Braces: The Smart Alternative to Overbite Surgery
Overbite surgery is only one way of treating an overbite, and it is generally only used to correct an overbite that is caused by a jaw that is too short or too long. Thankfully, there are less dramatic ways to treat an overbite.
The most common – and easiest alternative to overbite surgery is braces. Braces are used to correct a number of issues involving the teeth, including overbite, under-bite, cross-bite, misalignment of teeth and teeth that are too crowded. Since overbite surgery is usually a major expense and inconvenience, braces are a much more reasonable treatment, especially if the overbite is purely a cosmetic concern.
Malocclusion is the term used by dentists to describe all of the different spacing and alignment issues that can affect teeth. In most cases, dental problems in this category do not cause medical problems. Usually, the reason behind correcting malocclusion is related more to appearance than overall physical health issues. There are some cases, however, where severe tooth misalignment can make normal mouth movement difficult.
It is not uncommon for people with drastic overbites or under-bites to report suffering from pain in the lower and upper jaw. When physical difficulties occur because of tooth or jaw misalignment, surgery may be the fastest and easiest treatment. Braces can take several months, or even years to rearrange the teeth into proper alignment. If pain and discomfort are extreme, a year or more may simply be too long to wait.
In almost all cases, however, braces are the most effective answer, so the long process of repositioning the teeth begins. The application of braces stars with ceramic, metal or plastic bands being attached to the outside surface of the teeth. Metal bands are also secured around some of the back teeth. Once the bands are in place, springs and wires are run through the bands to connect them and force the teeth to move back into the correct position.

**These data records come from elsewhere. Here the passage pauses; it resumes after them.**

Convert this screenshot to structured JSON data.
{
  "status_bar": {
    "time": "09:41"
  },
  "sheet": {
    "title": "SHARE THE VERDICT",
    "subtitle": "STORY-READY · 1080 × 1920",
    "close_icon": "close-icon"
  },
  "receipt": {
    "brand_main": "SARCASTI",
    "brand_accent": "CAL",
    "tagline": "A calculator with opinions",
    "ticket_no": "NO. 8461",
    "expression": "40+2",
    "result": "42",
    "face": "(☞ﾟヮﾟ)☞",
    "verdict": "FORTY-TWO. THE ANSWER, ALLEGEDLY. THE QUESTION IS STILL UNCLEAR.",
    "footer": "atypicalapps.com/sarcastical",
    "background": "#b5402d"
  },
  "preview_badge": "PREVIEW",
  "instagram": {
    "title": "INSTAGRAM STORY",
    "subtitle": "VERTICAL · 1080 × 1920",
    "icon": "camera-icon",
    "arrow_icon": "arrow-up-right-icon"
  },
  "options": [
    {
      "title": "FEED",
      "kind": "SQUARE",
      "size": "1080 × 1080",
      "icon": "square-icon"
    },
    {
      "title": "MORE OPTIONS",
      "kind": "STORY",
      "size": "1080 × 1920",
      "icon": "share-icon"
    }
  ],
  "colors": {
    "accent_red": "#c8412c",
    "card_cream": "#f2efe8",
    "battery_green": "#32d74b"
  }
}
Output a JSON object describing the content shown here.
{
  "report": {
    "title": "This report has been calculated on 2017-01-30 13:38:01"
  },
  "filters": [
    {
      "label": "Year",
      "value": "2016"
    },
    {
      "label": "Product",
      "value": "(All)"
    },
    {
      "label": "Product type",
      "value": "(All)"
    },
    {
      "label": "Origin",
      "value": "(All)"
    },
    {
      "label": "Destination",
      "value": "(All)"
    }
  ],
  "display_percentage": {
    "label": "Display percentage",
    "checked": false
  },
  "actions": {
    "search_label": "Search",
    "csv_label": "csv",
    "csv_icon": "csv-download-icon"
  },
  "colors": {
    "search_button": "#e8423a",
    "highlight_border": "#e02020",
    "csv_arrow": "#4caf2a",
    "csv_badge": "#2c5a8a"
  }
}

The process of attaching the braces to the teeth can take a few visits to the orthodontist, but it is not usually painful. In some cases, the doctor may have to remove one or more of the teeth to make room for the repositioning. This is usually only required when the cause of the misalignment is overcrowding of the teeth. Any tooth extractions or other general dental work that may be needed will generally be done before any bands or wires are placed on the teeth.
New and improved ways of straightening and realigning the teeth are always being introduced, and the old-fashioned “Ugly Betty” style braces are become more and more rare. Clear plastic braces and retainers are being used with increased frequency, and this makes the prospect of getting braces much easier for young people to deal with.

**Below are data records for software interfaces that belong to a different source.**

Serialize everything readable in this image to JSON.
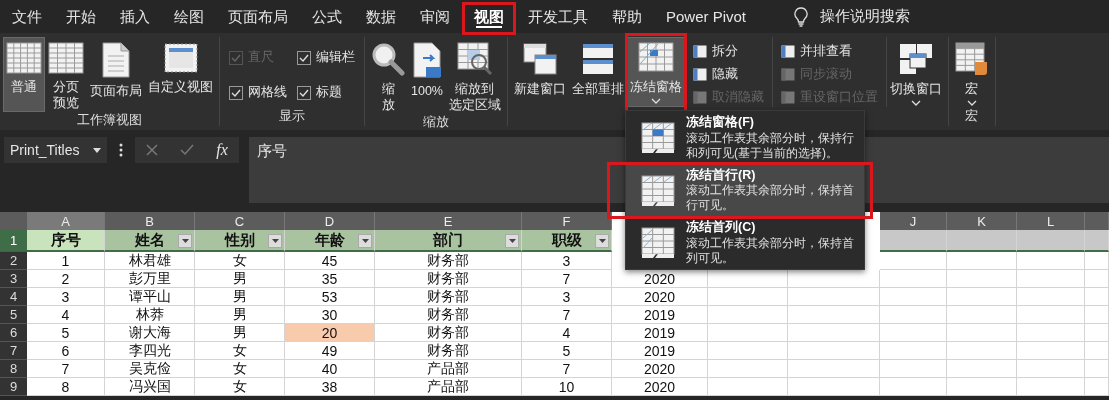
{
  "tabs": [
    {
      "label": "文件",
      "selected": false,
      "annotated": false
    },
    {
      "label": "开始",
      "selected": false,
      "annotated": false
    },
    {
      "label": "插入",
      "selected": false,
      "annotated": false
    },
    {
      "label": "绘图",
      "selected": false,
      "annotated": false
    },
    {
      "label": "页面布局",
      "selected": false,
      "annotated": false
    },
    {
      "label": "公式",
      "selected": false,
      "annotated": false
    },
    {
      "label": "数据",
      "selected": false,
      "annotated": false
    },
    {
      "label": "审阅",
      "selected": false,
      "annotated": false
    },
    {
      "label": "视图",
      "selected": true,
      "annotated": true
    },
    {
      "label": "开发工具",
      "selected": false,
      "annotated": false
    },
    {
      "label": "帮助",
      "selected": false,
      "annotated": false
    },
    {
      "label": "Power Pivot",
      "selected": false,
      "annotated": false
    }
  ],
  "search": {
    "label": "操作说明搜索"
  },
  "ribbon": {
    "groups": [
      {
        "label": "工作簿视图",
        "items": [
          {
            "kind": "large",
            "lines": [
              "普通"
            ],
            "selected": true,
            "dropdown": false,
            "annotated": false
          },
          {
            "kind": "large",
            "lines": [
              "分页",
              "预览"
            ],
            "selected": false,
            "dropdown": false,
            "annotated": false
          },
          {
            "kind": "large",
            "lines": [
              "页面布局"
            ],
            "selected": false,
            "dropdown": false,
            "annotated": false
          },
          {
            "kind": "large",
            "lines": [
              "自定义视图"
            ],
            "selected": false,
            "dropdown": false,
            "annotated": false
          }
        ]
      },
      {
        "label": "显示",
        "items": [
          {
            "kind": "checks",
            "items": [
              {
                "label": "直尺",
                "checked": true,
                "disabled": true
              },
              {
                "label": "编辑栏",
                "checked": true,
                "disabled": false
              },
              {
                "label": "网格线",
                "checked": true,
                "disabled": false
              },
              {
                "label": "标题",
                "checked": true,
                "disabled": false
              }
            ]
          }
        ]
      },
      {
        "label": "缩放",
        "items": [
          {
            "kind": "large",
            "lines": [
              "缩",
              "放"
            ],
            "selected": false,
            "dropdown": false,
            "annotated": false
          },
          {
            "kind": "large",
            "lines": [
              "100%"
            ],
            "selected": false,
            "dropdown": false,
            "annotated": false
          },
          {
            "kind": "large",
            "lines": [
              "缩放到",
              "选定区域"
            ],
            "selected": false,
            "dropdown": false,
            "annotated": false
          }
        ]
      },
      {
        "items": [
          {
            "kind": "large",
            "lines": [
              "新建窗口"
            ],
            "selected": false,
            "dropdown": false,
            "annotated": false
          },
          {
            "kind": "large",
            "lines": [
              "全部重排"
            ],
            "selected": false,
            "dropdown": false,
            "annotated": false
          },
          {
            "kind": "large",
            "lines": [
              "冻结窗格"
            ],
            "selected": true,
            "dropdown": true,
            "annotated": true
          },
          {
            "kind": "stack",
            "items": [
              {
                "label": "拆分",
                "disabled": false
              },
              {
                "label": "隐藏",
                "disabled": false
              },
              {
                "label": "取消隐藏",
                "disabled": true
              }
            ]
          },
          {
            "kind": "stack",
            "items": [
              {
                "label": "并排查看",
                "disabled": false
              },
              {
                "label": "同步滚动",
                "disabled": true
              },
              {
                "label": "重设窗口位置",
                "disabled": true
              }
            ]
          },
          {
            "kind": "large",
            "lines": [
              "切换窗口"
            ],
            "selected": false,
            "dropdown": true,
            "annotated": false
          }
        ]
      },
      {
        "label": "宏",
        "items": [
          {
            "kind": "large",
            "lines": [
              "宏"
            ],
            "selected": false,
            "dropdown": true,
            "annotated": false
          }
        ]
      }
    ]
  },
  "formula_bar": {
    "name_box": "Print_Titles",
    "function_label": "fx",
    "content": "序号"
  },
  "sheet": {
    "column_headers_left": [
      "A",
      "B",
      "C",
      "D",
      "E",
      "F"
    ],
    "column_headers_right": [
      "J",
      "K",
      "L"
    ],
    "header_row": {
      "number": "1",
      "cells": [
        {
          "text": "序号",
          "selected": true,
          "filter": false
        },
        {
          "text": "姓名",
          "selected": false,
          "filter": true
        },
        {
          "text": "性别",
          "selected": false,
          "filter": true
        },
        {
          "text": "年龄",
          "selected": false,
          "filter": true
        },
        {
          "text": "部门",
          "selected": false,
          "filter": true
        },
        {
          "text": "职级",
          "selected": false,
          "filter": true
        }
      ]
    },
    "rows": [
      {
        "number": "2",
        "cells": [
          {
            "text": "1",
            "highlighted": false
          },
          {
            "text": "林君雄",
            "highlighted": false
          },
          {
            "text": "女",
            "highlighted": false
          },
          {
            "text": "45",
            "highlighted": false
          },
          {
            "text": "财务部",
            "highlighted": false
          },
          {
            "text": "3",
            "highlighted": false
          }
        ]
      },
      {
        "number": "3",
        "cells": [
          {
            "text": "2",
            "highlighted": false
          },
          {
            "text": "彭万里",
            "highlighted": false
          },
          {
            "text": "男",
            "highlighted": false
          },
          {
            "text": "35",
            "highlighted": false
          },
          {
            "text": "财务部",
            "highlighted": false
          },
          {
            "text": "7",
            "highlighted": false
          },
          {
            "text": "2020",
            "highlighted": false
          }
        ]
      },
      {
        "number": "4",
        "cells": [
          {
            "text": "3",
            "highlighted": false
          },
          {
            "text": "谭平山",
            "highlighted": false
          },
          {
            "text": "男",
            "highlighted": false
          },
          {
            "text": "53",
            "highlighted": false
          },
          {
            "text": "财务部",
            "highlighted": false
          },
          {
            "text": "3",
            "highlighted": false
          },
          {
            "text": "2020",
            "highlighted": false
          }
        ]
      },
      {
        "number": "5",
        "cells": [
          {
            "text": "4",
            "highlighted": false
          },
          {
            "text": "林莽",
            "highlighted": false
          },
          {
            "text": "男",
            "highlighted": false
          },
          {
            "text": "30",
            "highlighted": false
          },
          {
            "text": "财务部",
            "highlighted": false
          },
          {
            "text": "7",
            "highlighted": false
          },
          {
            "text": "2019",
            "highlighted": false
          }
        ]
      },
      {
        "number": "6",
        "cells": [
          {
            "text": "5",
            "highlighted": false
          },
          {
            "text": "谢大海",
            "highlighted": false
          },
          {
            "text": "男",
            "highlighted": false
          },
          {
            "text": "20",
            "highlighted": true
          },
          {
            "text": "财务部",
            "highlighted": false
          },
          {
            "text": "4",
            "highlighted": false
          },
          {
            "text": "2019",
            "highlighted": false
          }
        ]
      },
      {
        "number": "7",
        "cells": [
          {
            "text": "6",
            "highlighted": false
          },
          {
            "text": "李四光",
            "highlighted": false
          },
          {
            "text": "女",
            "highlighted": false
          },
          {
            "text": "49",
            "highlighted": false
          },
          {
            "text": "财务部",
            "highlighted": false
          },
          {
            "text": "5",
            "highlighted": false
          },
          {
            "text": "2019",
            "highlighted": false
          }
        ]
      },
      {
        "number": "8",
        "cells": [
          {
            "text": "7",
            "highlighted": false
          },
          {
            "text": "吴克俭",
            "highlighted": false
          },
          {
            "text": "女",
            "highlighted": false
          },
          {
            "text": "40",
            "highlighted": false
          },
          {
            "text": "产品部",
            "highlighted": false
          },
          {
            "text": "7",
            "highlighted": false
          },
          {
            "text": "2020",
            "highlighted": false
          }
        ]
      },
      {
        "number": "9",
        "cells": [
          {
            "text": "8",
            "highlighted": false
          },
          {
            "text": "冯兴国",
            "highlighted": false
          },
          {
            "text": "女",
            "highlighted": false
          },
          {
            "text": "38",
            "highlighted": false
          },
          {
            "text": "产品部",
            "highlighted": false
          },
          {
            "text": "10",
            "highlighted": false
          },
          {
            "text": "2020",
            "highlighted": false
          }
        ]
      }
    ]
  },
  "freeze_menu": {
    "items": [
      {
        "title": "冻结窗格(F)",
        "description": "滚动工作表其余部分时，保持行和列可见(基于当前的选择)。",
        "selected": false,
        "annotated": false
      },
      {
        "title": "冻结首行(R)",
        "description": "滚动工作表其余部分时，保持首行可见。",
        "selected": true,
        "annotated": true
      },
      {
        "title": "冻结首列(C)",
        "description": "滚动工作表其余部分时，保持首列可见。",
        "selected": false,
        "annotated": false
      }
    ]
  }
}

Dentists and orthodontists generally recommend getting braces at a relatively young age – say around 12 or 13 years old. This is because the jaw bones are still soft and easily moved when a child is younger. Of course, the braces should not be applied too early either. If the bones are still very soft and pliable when the braces are removed, there is a risk that the teeth will become misaligned once again. Every case is different, and the orthodontist can make the best recommendation regarding when to start.
While the braces are on the teeth, it is very important to take proper care of the teeth. This includes brushing and flossing after every meal and paying close attention to oral hygiene to avoid the appearance of marks on the teeth once the braces are removed.